WHAT ARE PICTURE POSTCARDS WORTH?
As with most collectables, this is a very difficult question. Some, the rarest, can cost hundreds of pounds but at the moment these are very much the exception. The majority of cards are worth just a few pence or cents regardless of age.
Themes or Subjects
Top-of-the-range types include Art Nouveau, cards featuring the Titanic and the best examples of photographic social history. Transport is a popular theme - Railways, Shipping, Trams, Motoring and Motor Racing - and prices here can range from a few pounds to fifty or sixty. Experience and the use of a good catalogue helps collectors sort out the most desirable items.
Examples of subjects you might come across on cards, with likely prices you would expect to pay (in pounds sterling), include:

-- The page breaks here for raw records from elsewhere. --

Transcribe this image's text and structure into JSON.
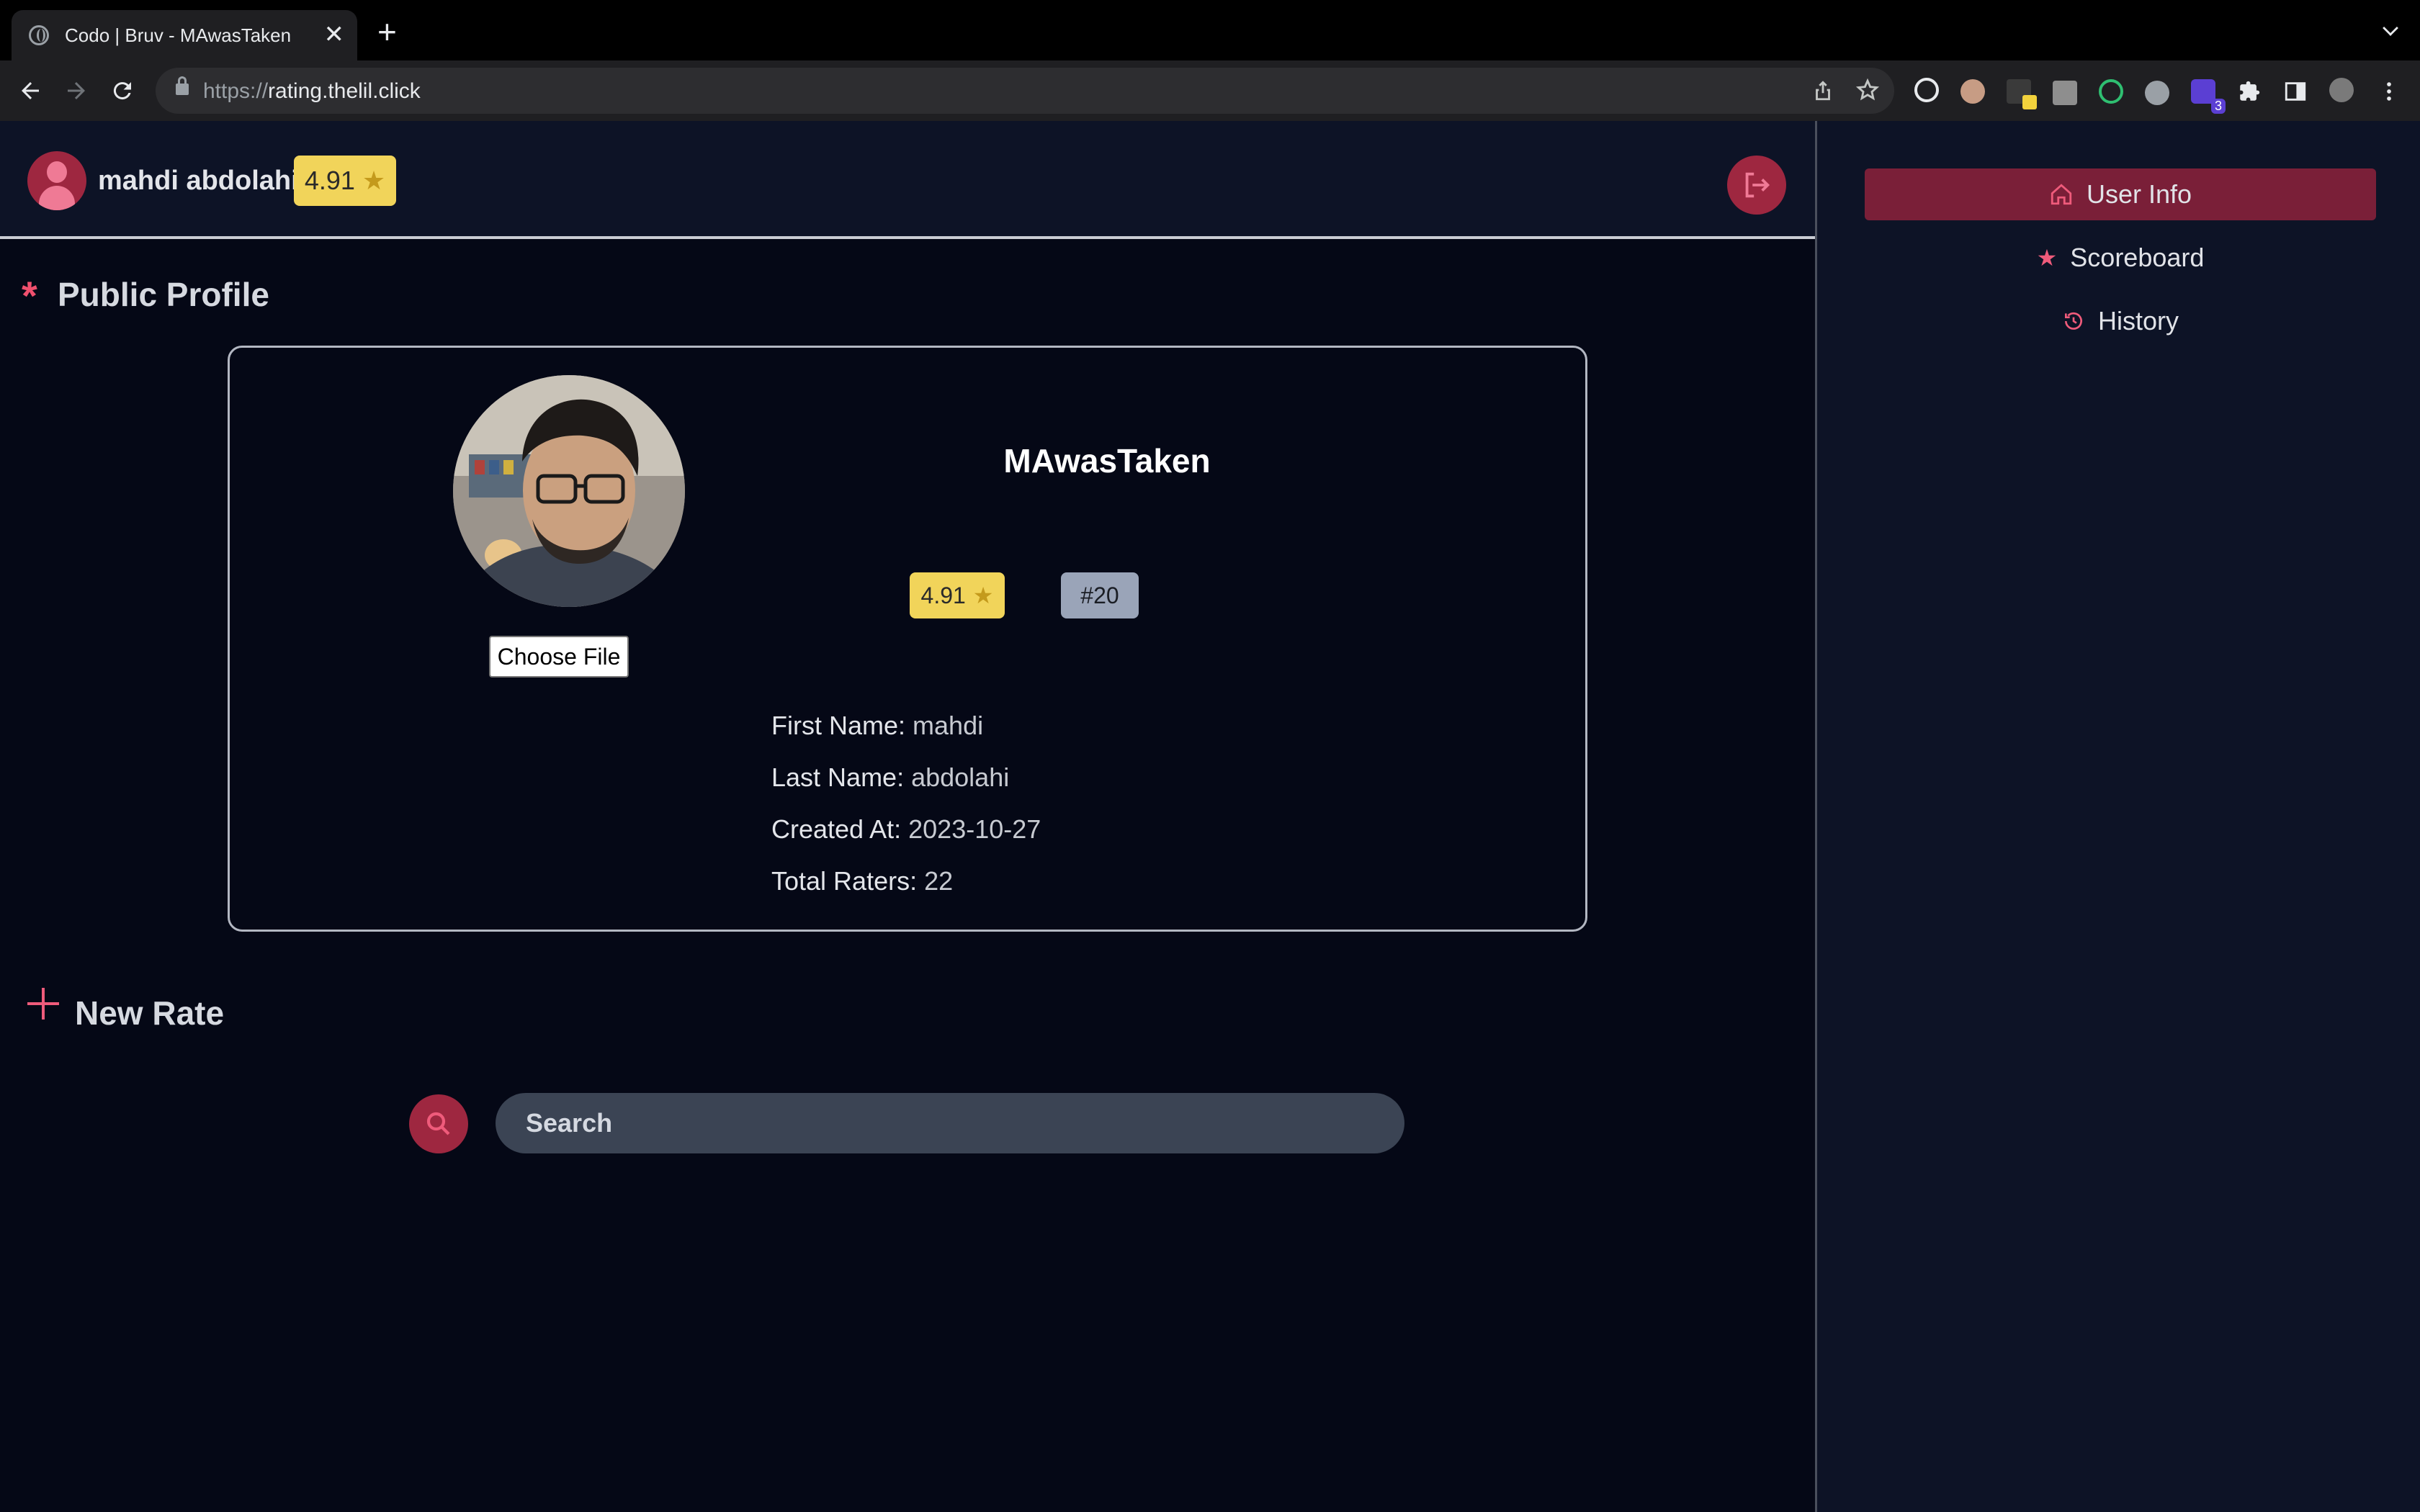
{
  "browser": {
    "tab_title": "Codo | Bruv - MAwasTaken",
    "tab_close": "✕",
    "new_tab": "+",
    "url_scheme": "https://",
    "url_host": "rating.thelil.click",
    "extension_badge": "3"
  },
  "header": {
    "user_name": "mahdi abdolahi",
    "rating": "4.91"
  },
  "sidebar": {
    "items": [
      {
        "label": "User Info",
        "icon": "home-icon",
        "active": true
      },
      {
        "label": "Scoreboard",
        "icon": "star-icon",
        "active": false
      },
      {
        "label": "History",
        "icon": "history-icon",
        "active": false
      }
    ]
  },
  "profile": {
    "section_title": "Public Profile",
    "username": "MAwasTaken",
    "rating": "4.91",
    "rank": "#20",
    "choose_file": "Choose File",
    "fields": [
      {
        "label": "First Name:",
        "value": "mahdi"
      },
      {
        "label": "Last Name:",
        "value": "abdolahi"
      },
      {
        "label": "Created At:",
        "value": "2023-10-27"
      },
      {
        "label": "Total Raters:",
        "value": "22"
      }
    ]
  },
  "new_rate": {
    "section_title": "New Rate",
    "search_placeholder": "Search"
  },
  "colors": {
    "background": "#050816",
    "panel": "#0d1326",
    "accent": "#9e2740",
    "accent_active": "#7a1f38",
    "rating_badge": "#f1d45a",
    "rank_badge": "#9aa4b8"
  }
}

- Edwardian actresses.......£1.00
- Photographic Dogs and Cats.......£1.50
- Local Railway Stations (pre 1950).......£35.00
- Embroidered Silks (WW1).......£4.00
A large number of enthusiasts look for 'Topo', postcards showing street scenes and social life in bygone days. Usually of their own locality or perhaps places they have lived. Many people will collect any scenes which evoke fond memories of visits to that location.
Topographical Price Guide
Here the value of a card is in direct proportion to its scarcity: city centre scenes can be worth pence, while village views, of which only a few copies were originally published by a local photographer, rate much more highly.
Anything from 10 or 20p for common (usually printed views) of well visited locations ie cathedrals, holiday resorts, to several pounds for village and town street scenes. Particularly well animated 'real photographic' views which may fetch £20.00 upwards.
In fact, 90% of postcards, no matter how old, fall into a price bracket ranging from pence to five pounds.Cards that sell cheaply include the categories of relatively modern issues, art reproductions, deckle-edged greetings cards, scenic views that have changed little and poorly printed comics.
Most collectors are searching for more interesting village, town or city scenes, or themes represented on cards. The excitement for them is in finding elusive cards that add to their collections.
Used or Unused?
Whether or not the card has passed through the post does not normally have any bearing on its value, but stamps and postmarks can add interest to a card. Good condition is a must however - creases and bent corners etc. render many cards worthless.
But these cards are really old!
The bulk of surviving old postcards are from the 'Golden Age' period (1902-18) and may only be worth a few pence. Cards from pre 1902, often distinguishable by the lack of a 'divided back', are certainly rarer and are worth from a few pounds upwards but are not eagerly sought after by todays collectors, who in general are more interested in the picture content. Postally used cards from the early postcard years (1894 onwards) are quite collectable however.
Picture Postcard Values is now the only UK produced publication. A fairly realistic price guide giving a good indication of what you should expect to pay for certain categories, though very few individual postcard issues are listed. This would be an impossible task for any organisation to undertake. Hardly any records exist of the output of the thousands of postcard publishers over the years and the painstaking task of compiling checklists is the domain of an enthusiastic handfull of individuals and societies.
Picture Postcard Values is available online from:
Reflections of a Bygone Age
Anyone can become an expert!One of the main attractions of the Postcard Collecting hobby is that the subject is so vast that you can gain expertise in your favourite category in a short space of time. Even relative beginners are capable of discovering extremely rare cards in their own chosen specialised field. The variety of subjects to collect is so immense that nobody could possibly become familiar with all of them, therefore it is fairly easy to become an expert in your own chosen speciality with a modest investment of time in research.